– Gay Johnson

Chief Executive Officer, NPWH

Editor-in-chief’s message

Dear Colleagues,

I hope you’re all enjoying a happy and healthy new year and looking forward to the upcoming spring season!

Women’s Healthcare: A Clinical Journal for NPs is now entering its third year of publication! We are looking forward to providing you, our readers, with another year of up-to-date, useful information as you continue your important work of providing high-quality healthcare to women.

We have many excellent feature-length articles, as well as a large number of shorter articles (in our departments), coming up in 2016. You’ve likely noticed that we’ve expanded our journal departments in response to your request for shorter articles that still provide timely and relevant information to meet your clinical and professional needs. Our departments now include Assessment & Management, On the Case, Clinical Resources, Professional Development, Patient Education, DNP Projects: Spotlight on Practice, Policy & Practice Points, Commentary, and Focus on Sexual Health.

I hope that you will help us keep the momentum going by submitting a manuscript in one of the multiple formats we offer. We are especially interested in the shorter articles for our journal departments. As always, we welcome feature-length manuscript submissions as well.

Click here to visit our journal website to access the complete Guidelines for Authors. In case you need inspiration, please consider writing about topics such as abnormal uterine bleeding, adolescent health, cancer in women, coding for ob/gyn diagnoses, contraception for women with chronic health conditions, human trafficking, male reproductive health, older women’s health, or pregnancy complications. We welcome query letters about any topic and article format you are considering; you can reach us at and Even if you’re not quite ready to write for us, please let us know if you have a particular topic that you want to see covered in the journal.

In this first journal issue of 2016, I extend a special thank-you to the individuals who peer-reviewed manuscripts for us in 2015:

Kelly Ackerson, Cynthia Adams, Ivy Alexander, Carola Bruflat, Lorraine Byrnes, Joyce Cappiello, Helen Carcio, Janie Daddario, Melanie Deal, Brenda Deeser, Linda Dominguez, Caroline Hewitt, Susan Hoffstetter, Amy Levi, Patrice Malena, Anne Moore, Suzy Reiter, Michelle Schramm, Beth Steinfeld, Carolyn Sutton, and Jordan Vaughan.

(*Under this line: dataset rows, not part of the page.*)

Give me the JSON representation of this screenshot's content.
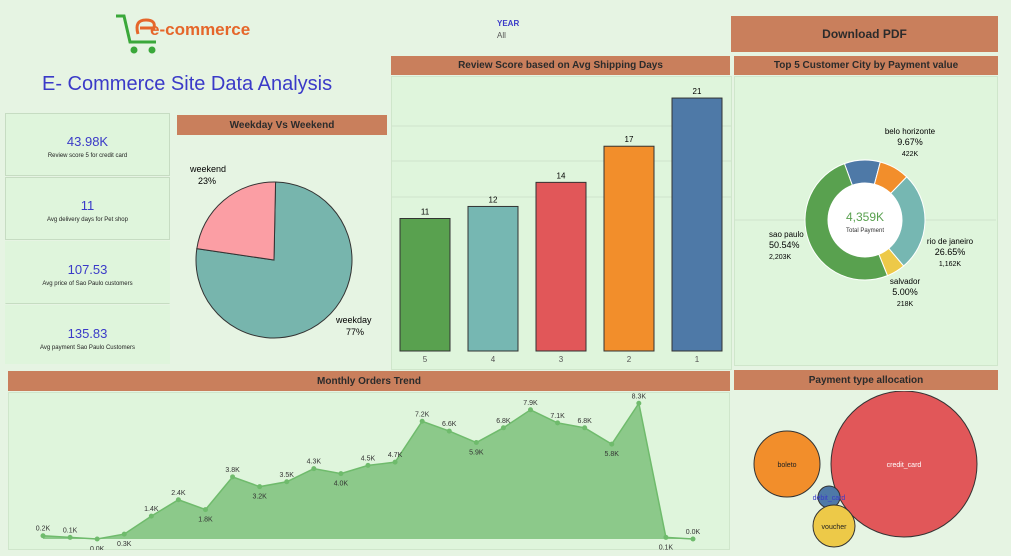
{
  "logo": {
    "text": "e-commerce"
  },
  "title": "E- Commerce Site Data Analysis",
  "filter": {
    "label": "YEAR",
    "value": "All"
  },
  "download_label": "Download PDF",
  "kpis": [
    {
      "value": "43.98K",
      "label": "Review score 5 for credit card"
    },
    {
      "value": "11",
      "label": "Avg delivery days for Pet shop"
    },
    {
      "value": "107.53",
      "label": "Avg price of Sao Paulo customers"
    },
    {
      "value": "135.83",
      "label": "Avg payment Sao Paulo Customers"
    }
  ],
  "colors": {
    "header": "#c97f5c",
    "kpi_value": "#3a3ac8",
    "panel_bg": "#dff5dc"
  },
  "chart_data": [
    {
      "type": "pie",
      "title": "Weekday Vs Weekend",
      "slices": [
        {
          "name": "weekday",
          "value": 77,
          "label": "77%",
          "color": "#77b5ad"
        },
        {
          "name": "weekend",
          "value": 23,
          "label": "23%",
          "color": "#fb9ea4"
        }
      ]
    },
    {
      "type": "bar",
      "title": "Review Score based on Avg Shipping Days",
      "categories": [
        "5",
        "4",
        "3",
        "2",
        "1"
      ],
      "values": [
        11,
        12,
        14,
        17,
        21
      ],
      "colors": [
        "#59a14f",
        "#76b7b2",
        "#e15759",
        "#f28e2b",
        "#4e79a7"
      ],
      "ylim": [
        0,
        22
      ]
    },
    {
      "type": "pie",
      "title": "Top 5 Customer City by Payment value",
      "center_value": "4,359K",
      "center_label": "Total Payment",
      "slices": [
        {
          "name": "sao paulo",
          "value": 50.54,
          "pct": "50.54%",
          "amount": "2,203K",
          "color": "#59a14f"
        },
        {
          "name": "belo horizonte",
          "value": 9.67,
          "pct": "9.67%",
          "amount": "422K",
          "color": "#4e79a7"
        },
        {
          "name": "",
          "value": 8.14,
          "color": "#f28e2b"
        },
        {
          "name": "rio de janeiro",
          "value": 26.65,
          "pct": "26.65%",
          "amount": "1,162K",
          "color": "#76b7b2"
        },
        {
          "name": "salvador",
          "value": 5.0,
          "pct": "5.00%",
          "amount": "218K",
          "color": "#edc948"
        }
      ]
    },
    {
      "type": "area",
      "title": "Monthly Orders Trend",
      "values": [
        0.2,
        0.1,
        0.0,
        0.3,
        1.4,
        2.4,
        1.8,
        3.8,
        3.2,
        3.5,
        4.3,
        4.0,
        4.5,
        4.7,
        7.2,
        6.6,
        5.9,
        6.8,
        7.9,
        7.1,
        6.8,
        5.8,
        8.3,
        0.1,
        0.0
      ],
      "labels": [
        "0.2K",
        "0.1K",
        "0.0K",
        "0.3K",
        "1.4K",
        "2.4K",
        "1.8K",
        "3.8K",
        "3.2K",
        "3.5K",
        "4.3K",
        "4.0K",
        "4.5K",
        "4.7K",
        "7.2K",
        "6.6K",
        "5.9K",
        "6.8K",
        "7.9K",
        "7.1K",
        "6.8K",
        "5.8K",
        "8.3K",
        "0.1K",
        "0.0K"
      ],
      "ylim": [
        0,
        8.5
      ],
      "color": "#8cc98a"
    },
    {
      "type": "bubble",
      "title": "Payment type allocation",
      "items": [
        {
          "name": "credit_card",
          "color": "#e15759"
        },
        {
          "name": "boleto",
          "color": "#f28e2b"
        },
        {
          "name": "debit_card",
          "color": "#4e79a7"
        },
        {
          "name": "voucher",
          "color": "#edc948"
        }
      ]
    }
  ]
}
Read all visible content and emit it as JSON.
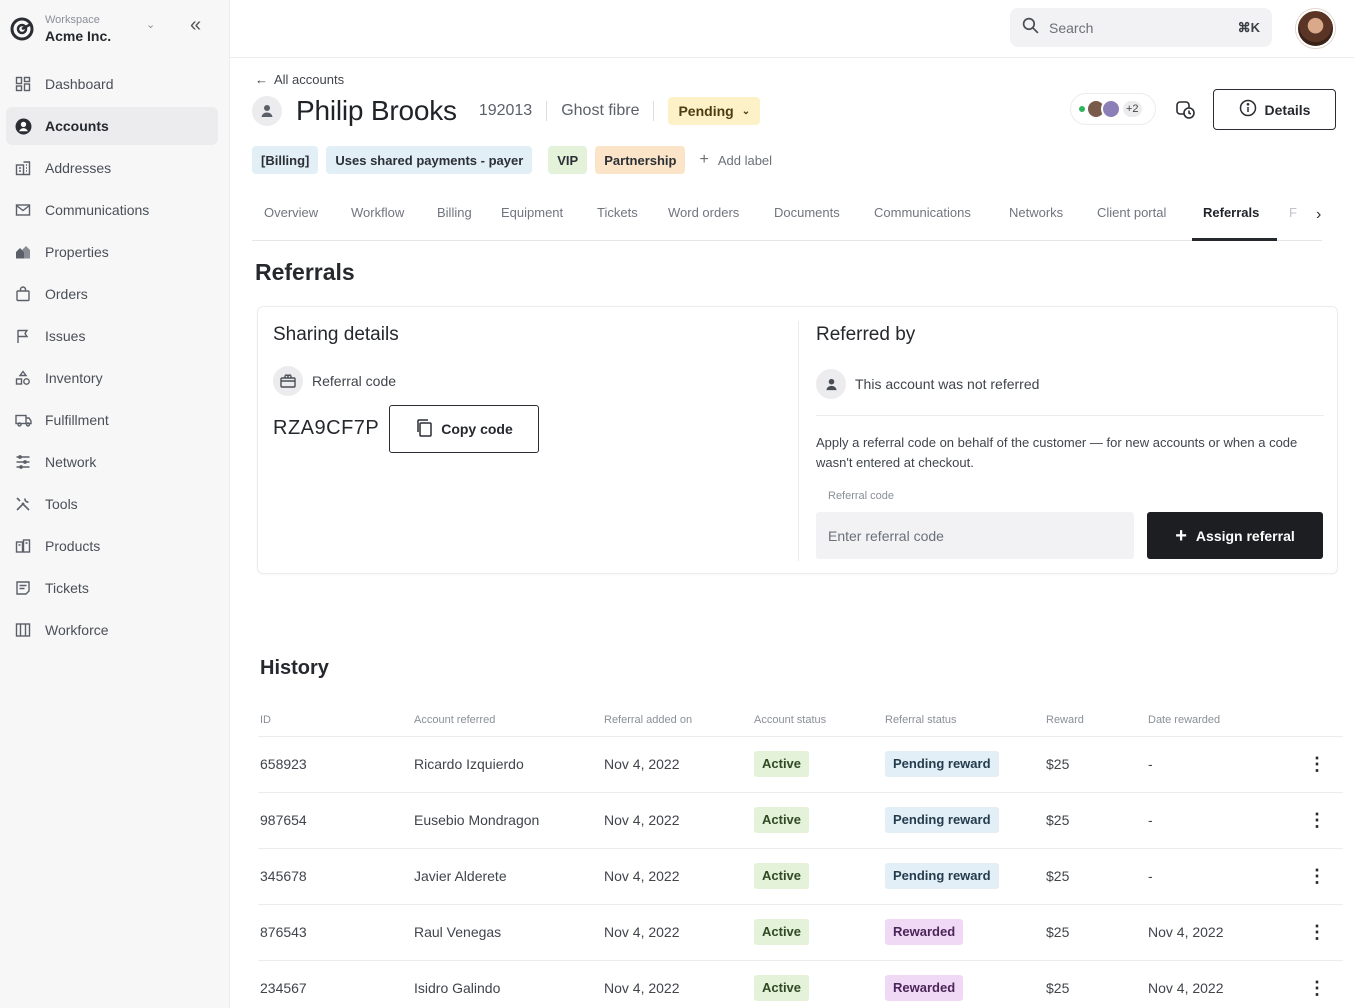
{
  "workspace": {
    "small_label": "Workspace",
    "name": "Acme Inc."
  },
  "sidebar": {
    "items": [
      {
        "label": "Dashboard"
      },
      {
        "label": "Accounts"
      },
      {
        "label": "Addresses"
      },
      {
        "label": "Communications"
      },
      {
        "label": "Properties"
      },
      {
        "label": "Orders"
      },
      {
        "label": "Issues"
      },
      {
        "label": "Inventory"
      },
      {
        "label": "Fulfillment"
      },
      {
        "label": "Network"
      },
      {
        "label": "Tools"
      },
      {
        "label": "Products"
      },
      {
        "label": "Tickets"
      },
      {
        "label": "Workforce"
      }
    ],
    "active_index": 1
  },
  "topbar": {
    "search_placeholder": "Search",
    "shortcut": "⌘K"
  },
  "breadcrumb": {
    "back_label": "All accounts"
  },
  "account": {
    "name": "Philip Brooks",
    "number": "192013",
    "plan": "Ghost fibre",
    "status": "Pending",
    "members_extra": "+2",
    "details_label": "Details"
  },
  "tags": {
    "billing": "[Billing]",
    "shared": "Uses shared payments - payer",
    "vip": "VIP",
    "partnership": "Partnership",
    "add_label": "Add label"
  },
  "tabs": [
    {
      "label": "Overview"
    },
    {
      "label": "Workflow"
    },
    {
      "label": "Billing"
    },
    {
      "label": "Equipment"
    },
    {
      "label": "Tickets"
    },
    {
      "label": "Word orders"
    },
    {
      "label": "Documents"
    },
    {
      "label": "Communications"
    },
    {
      "label": "Networks"
    },
    {
      "label": "Client portal"
    },
    {
      "label": "Referrals"
    },
    {
      "label": "F"
    }
  ],
  "active_tab": "Referrals",
  "referrals": {
    "title": "Referrals",
    "sharing": {
      "title": "Sharing details",
      "code_label": "Referral code",
      "code": "RZA9CF7P",
      "copy_label": "Copy code"
    },
    "referred_by": {
      "title": "Referred by",
      "status_text": "This account was not referred",
      "description": "Apply a referral code on behalf of the customer — for new accounts or when a code wasn't entered at checkout.",
      "field_label": "Referral code",
      "field_placeholder": "Enter referral code",
      "assign_label": "Assign referral"
    }
  },
  "history": {
    "title": "History",
    "columns": [
      "ID",
      "Account referred",
      "Referral added on",
      "Account status",
      "Referral status",
      "Reward",
      "Date rewarded"
    ],
    "rows": [
      {
        "id": "658923",
        "account": "Ricardo Izquierdo",
        "added": "Nov 4, 2022",
        "account_status": "Active",
        "referral_status": "Pending reward",
        "reward": "$25",
        "date_rewarded": "-"
      },
      {
        "id": "987654",
        "account": "Eusebio Mondragon",
        "added": "Nov 4, 2022",
        "account_status": "Active",
        "referral_status": "Pending reward",
        "reward": "$25",
        "date_rewarded": "-"
      },
      {
        "id": "345678",
        "account": "Javier Alderete",
        "added": "Nov 4, 2022",
        "account_status": "Active",
        "referral_status": "Pending reward",
        "reward": "$25",
        "date_rewarded": "-"
      },
      {
        "id": "876543",
        "account": "Raul Venegas",
        "added": "Nov 4, 2022",
        "account_status": "Active",
        "referral_status": "Rewarded",
        "reward": "$25",
        "date_rewarded": "Nov 4, 2022"
      },
      {
        "id": "234567",
        "account": "Isidro Galindo",
        "added": "Nov 4, 2022",
        "account_status": "Active",
        "referral_status": "Rewarded",
        "reward": "$25",
        "date_rewarded": "Nov 4, 2022"
      }
    ]
  },
  "colors": {
    "status_active_bg": "#e4f2d9",
    "status_pending_reward_bg": "#e2eff7",
    "status_rewarded_bg": "#efd9f5",
    "pending_badge_bg": "#fdf1c7",
    "primary_button_bg": "#1c1e22"
  }
}
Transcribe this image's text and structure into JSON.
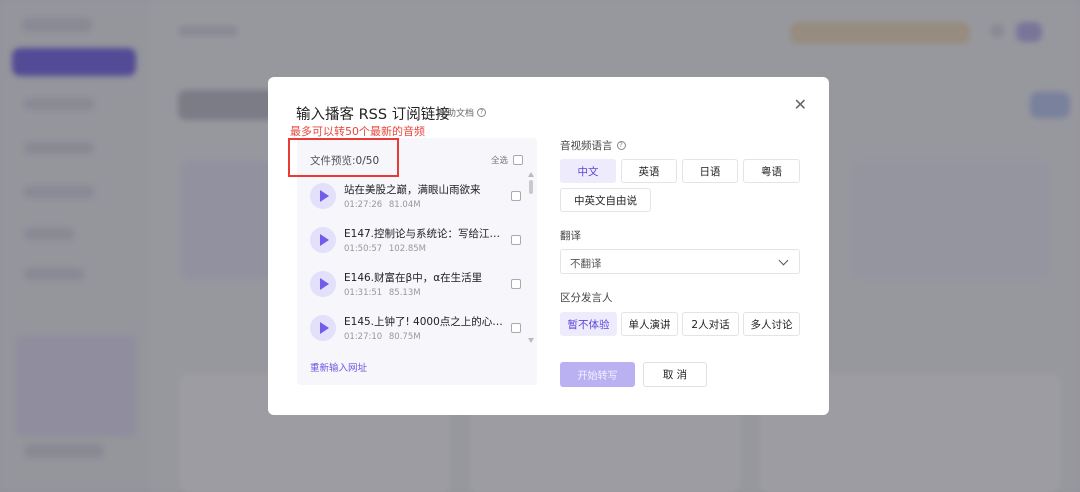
{
  "modal": {
    "title": "输入播客 RSS 订阅链接",
    "help_label": "帮助文档",
    "close_glyph": "✕",
    "annotation": "最多可以转50个最新的音频"
  },
  "preview": {
    "label": "文件预览:",
    "count": "0/50",
    "select_all": "全选",
    "reenter_url": "重新输入网址",
    "episodes": [
      {
        "title": "站在美股之巅，满眼山雨欲来",
        "duration": "01:27:26",
        "size": "81.04M"
      },
      {
        "title": "E147.控制论与系统论：写给江湖…",
        "duration": "01:50:57",
        "size": "102.85M"
      },
      {
        "title": "E146.财富在β中，α在生活里",
        "duration": "01:31:51",
        "size": "85.13M"
      },
      {
        "title": "E145.上钟了! 4000点之上的心理…",
        "duration": "01:27:10",
        "size": "80.75M"
      }
    ]
  },
  "language": {
    "label": "音视频语言",
    "options": [
      "中文",
      "英语",
      "日语",
      "粤语",
      "中英文自由说"
    ],
    "selected": "中文"
  },
  "translate": {
    "label": "翻译",
    "value": "不翻译"
  },
  "speakers": {
    "label": "区分发言人",
    "options": [
      "暂不体验",
      "单人演讲",
      "2人对话",
      "多人讨论"
    ],
    "selected": "暂不体验"
  },
  "actions": {
    "start": "开始转写",
    "cancel": "取 消"
  },
  "colors": {
    "accent": "#6a58e3",
    "annotation": "#e8463c"
  }
}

In the November 2015 issue, I wrote about the opportunity to become a peer reviewer for our journal. I was happy to hear from many of you. Please click here for an application form to join this fine cadre of nurse practitioners and nurse midwives who have helped to make the articles we publish the very best!

Beth Kelsey, EdD, APRN, WHNP-BC